• Prompt
Among the entries below, count the lines that contain the word "name". Respond with the count only.

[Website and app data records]
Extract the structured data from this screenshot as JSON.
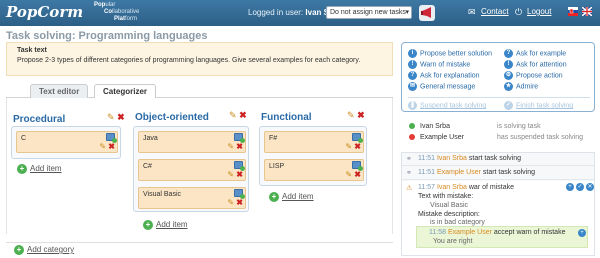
{
  "header": {
    "logo": "PopCorm",
    "tagline": [
      {
        "bold": "Pop",
        "rest": "ular"
      },
      {
        "bold": "Co",
        "rest": "llaborative"
      },
      {
        "bold": "Plat",
        "rest": "form"
      }
    ],
    "logged_prefix": "Logged in user:",
    "logged_user": "Ivan Srba",
    "assign_select": "Do not assign new tasks",
    "contact": "Contact",
    "logout": "Logout"
  },
  "page": {
    "title": "Task solving: Programming languages",
    "task_heading": "Task text",
    "task_text": "Propose 2-3 types of different categories of programming languages. Give several examples for each category."
  },
  "tabs": [
    {
      "label": "Text editor",
      "active": false
    },
    {
      "label": "Categorizer",
      "active": true
    }
  ],
  "categories": [
    {
      "name": "Procedural",
      "items": [
        "C"
      ]
    },
    {
      "name": "Object-oriented",
      "items": [
        "Java",
        "C#",
        "Visual Basic"
      ]
    },
    {
      "name": "Functional",
      "items": [
        "F#",
        "LISP"
      ]
    }
  ],
  "labels": {
    "add_item": "Add item",
    "add_category": "Add category"
  },
  "actions": {
    "left": [
      "Propose better solution",
      "Warn of mistake",
      "Ask for explanation",
      "General message"
    ],
    "right": [
      "Ask for example",
      "Ask for attention",
      "Propose action",
      "Admire"
    ],
    "suspend": "Suspend task solving",
    "finish": "Finish task solving"
  },
  "users": [
    {
      "name": "Ivan Srba",
      "status": "is solving task",
      "color": "#4caf50"
    },
    {
      "name": "Example User",
      "status": "has suspended task solving",
      "color": "#e53935"
    }
  ],
  "log": {
    "entries": [
      {
        "time": "11:51",
        "user": "Ivan Srba",
        "text": "start task solving"
      },
      {
        "time": "11:51",
        "user": "Example User",
        "text": "start task solving"
      }
    ],
    "warn": {
      "time": "11:57",
      "user": "Ivan Srba",
      "text": "war of mistake",
      "l1": "Text with mistake:",
      "l2": "Visual Basic",
      "l3": "Mistake description:",
      "l4": "is in bad category"
    },
    "reply": {
      "time": "11:58",
      "user": "Example User",
      "text": "accept warn of mistake",
      "l1": "You are right"
    }
  }
}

• Finished task
5